Dati dalle informazioni generali inglesi. Modifica per tradurlo nella tua lingua.
Luoghi significativi
Dati dalle informazioni generali inglesi. Modifica per tradurlo nella tua lingua.
Eventi significativi
Dati dalle informazioni generali inglesi. Modifica per tradurlo nella tua lingua.
Film correlati
Dati dalle informazioni generali inglesi. Modifica per tradurlo nella tua lingua.
Premi e riconoscimenti
Dati dalle informazioni generali inglesi. Modifica per tradurlo nella tua lingua.
Dati dalle informazioni generali inglesi. Modifica per tradurlo nella tua lingua.
Sometimes an old photograph, and old friend, an old letter will remind you that you are not who you once were, for the person who dwelt among them, valued this, chose that, wrote thus, no longer exists. Without noticing it you have traversed a great distance; the strange has become familiar and familiar if not strange at least awkward or uncomfortable.
Rebecca Solnit
"The Blue of Distance"
A Field Guide to Getting Lost
Dati dalle informazioni generali inglesi. Modifica per tradurlo nella tua lingua.
This tale is inscribed to the Lord John Russell in remembrance of many public services and private kindnesses
For Jodi Reamer, slayer of beasts
Dati dalle informazioni generali inglesi. Modifica per tradurlo nella tua lingua.
It was the best of times, it was the worst of times, it was the age of wisdom, it was the age of foolishness, it was the epoch of belief, it was the epoch of incredulity, it was the season of Light, it was the season of Darkness, it was the spring of hope, it was the winter of despair, we had everything before us, we had nothing before us, we were all going direct to Heaven, we were all going direct the other way—in short, the period was so far like the present period, that some of its noisiest authorities insisted on its being received, for good or for evil, in the superlative degree of comparison only.
Dati dalle informazioni generali inglesi. Modifica per tradurlo nella tua lingua.
It is a far, far better thing that I do than I have ever done; it is a far, far better rest that I go to, than I have ever known.
It was the best of times, it was the worst of times.
I wish you to know that you have been the last dream of my soul.
Ultime parole
Dati dalle informazioni generali inglesi. Modifica per tradurlo nella tua lingua.
(Click per vedere. Attenzione: può contenere anticipazioni.)
Nota di disambiguazione
Dati dalle informazioni generali inglesi. Modifica per tradurlo nella tua lingua.
This is the main work for A Tale of Two Cities by Charles Dickens. Please do not combine with any adaptation, abridgement, etc.
This is a book work entry; not a video
ISBN 0140620788 is a Penguin edition of A Tale of Two Cities.
ISBN 0141439602 is a Penguin edition of A Tale of Two Cities.
ISBN 1421808196 is a 1st World Library edition of A Tale of Two Cities.
Redattore editoriale
Lingua originale
Dati dalle informazioni generali inglesi. Modifica per tradurlo nella tua lingua.
DDC/MDS Canonico
LCC canonico
Relates the adventures of a young Englishman who gives his life during the French Revolution to save the husband of the woman he loves.

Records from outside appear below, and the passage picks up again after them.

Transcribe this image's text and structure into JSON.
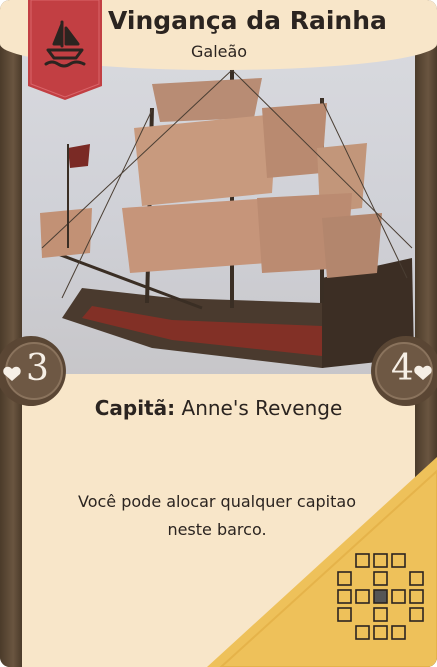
{
  "card": {
    "title": "Vingança da Rainha",
    "subtitle": "Galeão",
    "captain_label": "Capitã:",
    "captain_name": "Anne's Revenge",
    "description": "Você pode alocar qualquer capitao neste barco.",
    "stat_left": "3",
    "stat_right": "4",
    "ship_type_icon": "sailboat-icon",
    "stat_left_icon": "heart-icon",
    "stat_right_icon": "heart-icon"
  },
  "colors": {
    "frame": "#5b4a37",
    "parchment": "#f8e6c9",
    "ribbon": "#c23f43",
    "corner": "#eec15a",
    "medal": "#5a4634",
    "text": "#2b2420"
  },
  "range_grid": {
    "rows": [
      [
        0,
        0,
        1,
        1,
        1,
        0,
        0
      ],
      [
        0,
        1,
        0,
        1,
        0,
        1,
        0
      ],
      [
        0,
        1,
        1,
        2,
        1,
        1,
        0
      ],
      [
        0,
        1,
        0,
        1,
        0,
        1,
        0
      ],
      [
        0,
        0,
        1,
        1,
        1,
        0,
        0
      ]
    ]
  }
}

Non sono state trovate descrizioni di biblioteche

Descrizione del libro
Riassunto haiku

Copertine popolari

Link rapidi

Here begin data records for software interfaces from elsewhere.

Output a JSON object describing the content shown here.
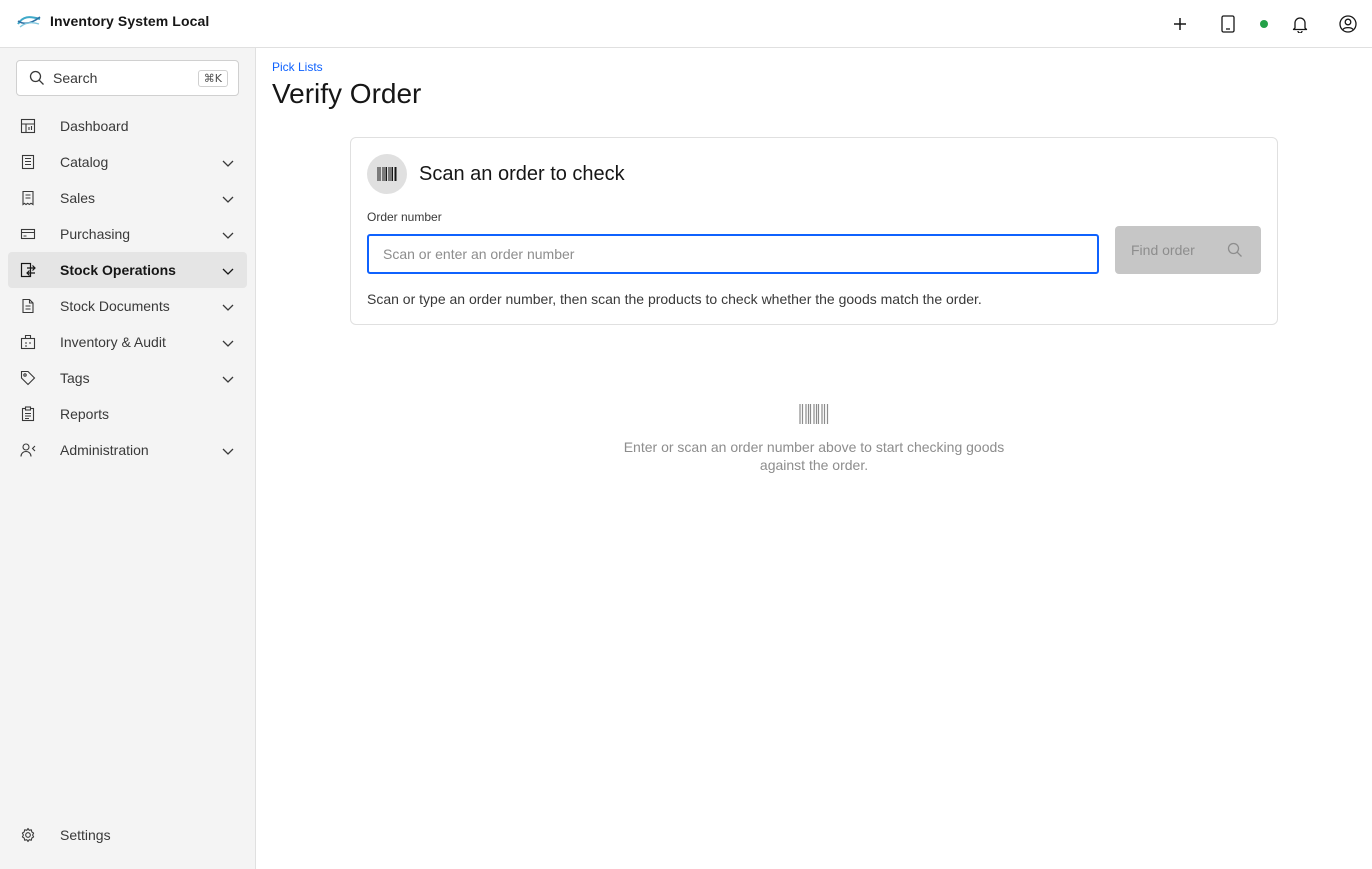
{
  "app": {
    "title": "Inventory System Local"
  },
  "header": {
    "add_icon": "plus-icon",
    "device_icon": "tablet-icon",
    "status_color": "#24a148",
    "notifications_icon": "bell-icon",
    "user_icon": "user-avatar-icon"
  },
  "sidebar": {
    "search": {
      "label": "Search",
      "shortcut": "⌘K"
    },
    "items": [
      {
        "label": "Dashboard",
        "icon": "dashboard-icon",
        "expandable": false
      },
      {
        "label": "Catalog",
        "icon": "catalog-icon",
        "expandable": true
      },
      {
        "label": "Sales",
        "icon": "receipt-icon",
        "expandable": true
      },
      {
        "label": "Purchasing",
        "icon": "card-icon",
        "expandable": true
      },
      {
        "label": "Stock Operations",
        "icon": "transfer-icon",
        "expandable": true,
        "active": true
      },
      {
        "label": "Stock Documents",
        "icon": "document-icon",
        "expandable": true
      },
      {
        "label": "Inventory & Audit",
        "icon": "inventory-icon",
        "expandable": true
      },
      {
        "label": "Tags",
        "icon": "tag-icon",
        "expandable": true
      },
      {
        "label": "Reports",
        "icon": "report-icon",
        "expandable": false
      },
      {
        "label": "Administration",
        "icon": "user-admin-icon",
        "expandable": true
      }
    ],
    "settings": {
      "label": "Settings",
      "icon": "gear-icon"
    }
  },
  "main": {
    "breadcrumb": "Pick Lists",
    "title": "Verify Order",
    "card": {
      "title": "Scan an order to check",
      "icon": "barcode-icon",
      "field_label": "Order number",
      "input_value": "",
      "input_placeholder": "Scan or enter an order number",
      "button_label": "Find order",
      "button_icon": "search-icon",
      "helper": "Scan or type an order number, then scan the products to check whether the goods match the order."
    },
    "empty_state": {
      "icon": "barcode-icon",
      "text": "Enter or scan an order number above to start checking goods against the order."
    }
  },
  "colors": {
    "accent": "#0f62fe",
    "sidebar_bg": "#f4f4f4",
    "active_item_bg": "#e5e5e5",
    "disabled_button_bg": "#c6c6c6",
    "status_online": "#24a148"
  }
}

Media: (3.93)
0.5 8
1 145
1.5 19
2 408
2.5 58
3 1131
3.5 197
4 2188
4.5 212
5 2069

Sei tu?

Diventa un autore di LibraryThing.

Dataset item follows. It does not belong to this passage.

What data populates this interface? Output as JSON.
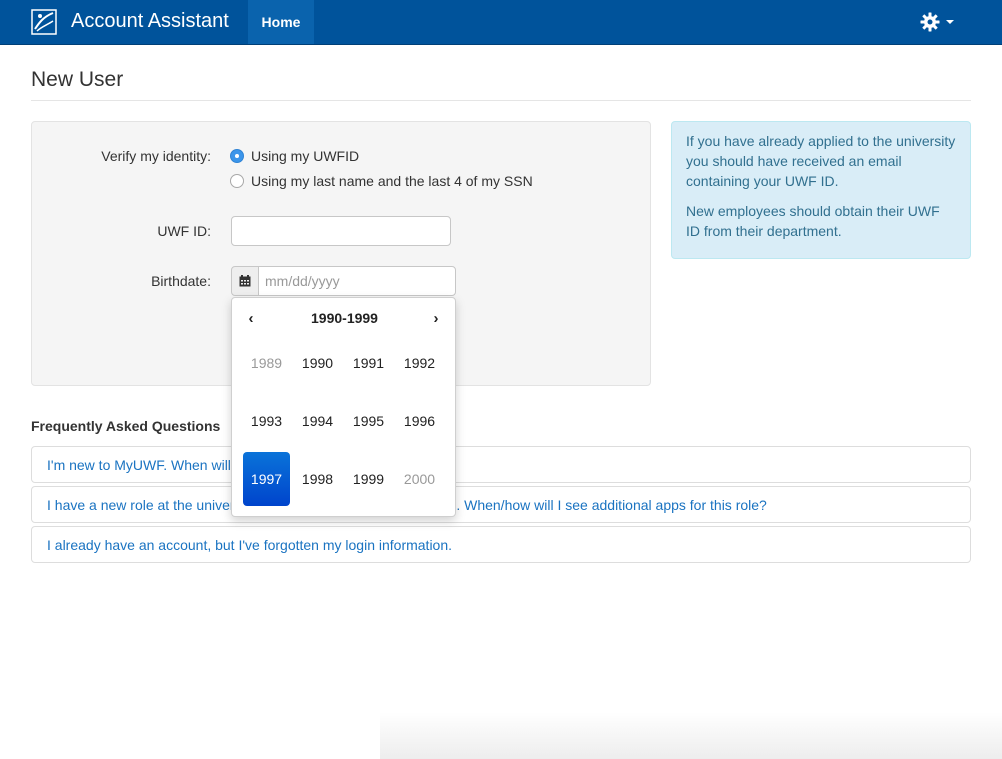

Penguin Australia

4 edizioni di questo libro sono state pubblicate da Penguin Australia.

Edizioni: 0141439602, 0141031743, 0141196904, 0141199709

Tantor Media

Una edizione di quest'opera è stata pubblicata da Tantor Media.

» Pagina di informazioni sull'editore

Recorded Books

Una edizione di quest'opera è stata pubblicata da Recorded Books.

» Pagina di informazioni sull'editore

Urban Romantics

Una edizione di quest'opera è stata pubblicata da Urban Romantics.

» Pagina di informazioni sull'editore


A proposito di | Contatto | | Privacy/Condizioni d'uso | Guida/FAQ | Blog | Negozio | APIs | TinyCat | Biblioteche di personaggi celebri | Recensori in anteprima | Informazioni generali | 194,983,810 libri! | Barra superiore: Sempre visibile